**WHAT IS EXPECTED:** Every entry needs to be duplicated exactly.

**DATA:**
=== Begin Enclosure ===

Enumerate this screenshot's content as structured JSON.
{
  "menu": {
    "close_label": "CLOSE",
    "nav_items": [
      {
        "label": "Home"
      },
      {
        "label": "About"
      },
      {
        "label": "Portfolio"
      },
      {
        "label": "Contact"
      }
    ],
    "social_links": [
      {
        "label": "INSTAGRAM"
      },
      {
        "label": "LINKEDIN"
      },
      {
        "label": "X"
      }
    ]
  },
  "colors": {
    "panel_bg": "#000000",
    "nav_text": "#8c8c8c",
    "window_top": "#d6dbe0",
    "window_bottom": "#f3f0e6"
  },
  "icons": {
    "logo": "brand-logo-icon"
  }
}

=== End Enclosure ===

**EXPECTED OUTPUT:**
Enumerate this screenshot's content as structured JSON.
{
  "menu": {
    "close_label": "CLOSE",
    "nav_items": [
      {
        "label": "Home"
      },
      {
        "label": "About"
      },
      {
        "label": "Portfolio"
      },
      {
        "label": "Contact"
      }
    ],
    "social_links": [
      {
        "label": "INSTAGRAM"
      },
      {
        "label": "LINKEDIN"
      },
      {
        "label": "X"
      }
    ]
  },
  "colors": {
    "panel_bg": "#000000",
    "nav_text": "#8c8c8c",
    "window_top": "#d6dbe0",
    "window_bottom": "#f3f0e6"
  },
  "icons": {
    "logo": "brand-logo-icon"
  }
}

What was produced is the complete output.